Once there was a King who betrayed all his people for love, and once there was a boy who never forgot. The King was Ulysses; the boy had no name, for he was not meant to ever need one.
It was whispered that the King wept bitterly for twelve days and twelve nights when his first child was born, for even the servants could see what a strong and laughing youth he would be, the fairest there ever had been in all the land of Colmar.
The Queen his mother had begged not to see or touch him, and the King took pity on his wife, and took the child away the moment he was born. They had spent many sad months preparing for this day, and the King fed and cared for the baby with his own hands. He dared not allow anyone else.
When the first fair day arrived (for it was in the rainy autumn-time when the child was born), the King mounted a donkey with his baby son held in a sling across his heart, and bid his Queen and his palace farewell. The Queen would rule Colmar until his return, and that would be many years away. In the meantime the babe was his only concern.
The King rode away to the cottage prepared for him, deep in the Wilds where none other dared go, on pain of death. And there they remained always. The young King turned his strength to growing food and he put away thoughts of sorrow, for they were forbidden here.

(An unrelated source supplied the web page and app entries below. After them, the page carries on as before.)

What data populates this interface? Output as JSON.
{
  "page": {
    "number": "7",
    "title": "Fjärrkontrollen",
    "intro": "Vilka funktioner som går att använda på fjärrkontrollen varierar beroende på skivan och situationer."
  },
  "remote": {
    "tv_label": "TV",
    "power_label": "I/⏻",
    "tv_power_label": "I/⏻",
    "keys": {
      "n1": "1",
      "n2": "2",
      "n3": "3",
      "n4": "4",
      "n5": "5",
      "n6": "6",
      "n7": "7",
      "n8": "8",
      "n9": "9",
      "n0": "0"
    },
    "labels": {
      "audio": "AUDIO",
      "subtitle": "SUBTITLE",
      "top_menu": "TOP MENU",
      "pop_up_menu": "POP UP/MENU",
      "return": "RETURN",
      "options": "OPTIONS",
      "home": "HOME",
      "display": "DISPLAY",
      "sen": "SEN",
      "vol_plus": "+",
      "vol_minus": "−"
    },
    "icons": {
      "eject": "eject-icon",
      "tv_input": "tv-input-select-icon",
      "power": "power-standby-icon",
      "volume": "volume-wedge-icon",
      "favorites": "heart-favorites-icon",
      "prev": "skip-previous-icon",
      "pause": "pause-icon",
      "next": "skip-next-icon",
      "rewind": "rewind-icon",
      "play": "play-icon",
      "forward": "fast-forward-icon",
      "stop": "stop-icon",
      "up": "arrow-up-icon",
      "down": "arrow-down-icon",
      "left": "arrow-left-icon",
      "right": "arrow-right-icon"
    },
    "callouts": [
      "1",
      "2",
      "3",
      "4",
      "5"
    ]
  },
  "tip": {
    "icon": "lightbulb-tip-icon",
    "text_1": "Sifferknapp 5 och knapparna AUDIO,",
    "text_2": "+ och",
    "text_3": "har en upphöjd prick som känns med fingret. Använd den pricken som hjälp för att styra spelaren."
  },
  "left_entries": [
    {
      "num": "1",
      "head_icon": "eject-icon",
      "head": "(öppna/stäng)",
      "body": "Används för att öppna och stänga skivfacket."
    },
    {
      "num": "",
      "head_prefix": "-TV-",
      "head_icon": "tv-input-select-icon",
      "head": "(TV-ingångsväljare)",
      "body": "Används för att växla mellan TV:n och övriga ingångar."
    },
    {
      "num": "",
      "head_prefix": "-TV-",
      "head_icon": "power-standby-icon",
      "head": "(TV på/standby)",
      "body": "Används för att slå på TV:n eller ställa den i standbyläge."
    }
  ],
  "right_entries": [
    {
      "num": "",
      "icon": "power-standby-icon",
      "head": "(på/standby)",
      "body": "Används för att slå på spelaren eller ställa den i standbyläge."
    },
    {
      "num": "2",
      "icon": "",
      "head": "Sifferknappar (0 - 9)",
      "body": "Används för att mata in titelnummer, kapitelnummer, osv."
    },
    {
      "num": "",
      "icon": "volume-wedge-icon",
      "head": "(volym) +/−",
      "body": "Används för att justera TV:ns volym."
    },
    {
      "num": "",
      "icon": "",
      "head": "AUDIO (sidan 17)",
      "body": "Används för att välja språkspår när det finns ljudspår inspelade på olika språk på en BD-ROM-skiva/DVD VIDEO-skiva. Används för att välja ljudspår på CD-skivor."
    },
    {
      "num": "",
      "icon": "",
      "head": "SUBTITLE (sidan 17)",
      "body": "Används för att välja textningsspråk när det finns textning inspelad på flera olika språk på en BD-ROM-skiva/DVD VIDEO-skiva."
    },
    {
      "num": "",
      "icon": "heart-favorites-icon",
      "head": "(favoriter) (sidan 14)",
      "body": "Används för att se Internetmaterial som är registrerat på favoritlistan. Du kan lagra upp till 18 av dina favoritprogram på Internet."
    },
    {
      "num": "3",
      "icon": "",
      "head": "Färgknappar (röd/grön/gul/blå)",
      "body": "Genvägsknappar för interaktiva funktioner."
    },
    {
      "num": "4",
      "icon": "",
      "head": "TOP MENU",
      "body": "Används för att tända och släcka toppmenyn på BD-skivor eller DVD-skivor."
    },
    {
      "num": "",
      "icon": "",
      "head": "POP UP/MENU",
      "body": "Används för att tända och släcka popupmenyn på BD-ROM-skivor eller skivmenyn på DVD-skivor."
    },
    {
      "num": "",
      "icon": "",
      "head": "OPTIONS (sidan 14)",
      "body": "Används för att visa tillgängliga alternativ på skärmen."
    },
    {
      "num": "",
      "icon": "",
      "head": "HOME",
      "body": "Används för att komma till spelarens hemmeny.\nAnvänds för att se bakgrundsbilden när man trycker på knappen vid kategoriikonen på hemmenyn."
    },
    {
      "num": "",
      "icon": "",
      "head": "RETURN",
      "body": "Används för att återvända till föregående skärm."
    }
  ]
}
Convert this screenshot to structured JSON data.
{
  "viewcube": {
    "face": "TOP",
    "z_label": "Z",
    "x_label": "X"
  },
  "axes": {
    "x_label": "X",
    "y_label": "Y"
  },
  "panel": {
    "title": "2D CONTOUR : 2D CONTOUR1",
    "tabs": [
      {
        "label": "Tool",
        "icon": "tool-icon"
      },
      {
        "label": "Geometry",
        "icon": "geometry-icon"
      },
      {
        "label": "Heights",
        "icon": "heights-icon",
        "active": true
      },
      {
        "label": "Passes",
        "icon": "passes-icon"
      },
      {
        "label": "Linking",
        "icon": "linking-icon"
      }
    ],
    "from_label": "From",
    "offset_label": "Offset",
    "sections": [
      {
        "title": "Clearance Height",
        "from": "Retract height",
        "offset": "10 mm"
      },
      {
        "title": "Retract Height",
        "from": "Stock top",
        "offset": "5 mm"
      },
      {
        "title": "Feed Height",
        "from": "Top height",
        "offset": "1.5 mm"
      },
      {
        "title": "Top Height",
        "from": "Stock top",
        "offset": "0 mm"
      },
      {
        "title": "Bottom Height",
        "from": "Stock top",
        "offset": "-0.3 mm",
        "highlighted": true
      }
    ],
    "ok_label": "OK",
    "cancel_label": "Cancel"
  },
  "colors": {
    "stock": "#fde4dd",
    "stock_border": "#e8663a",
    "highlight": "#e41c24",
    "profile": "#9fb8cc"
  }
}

The child grew, and was as fair and merry as his midwives had thought, and in him the King found much joy. And each day the King took the boy by the hand, and led him through fields where the red clover grew, by a silvery stream that played over rocks, and under the leaves of the old oak trees that danced in the wind and the sun. And the little one smiled at these things that he saw, and hid them away in his heart.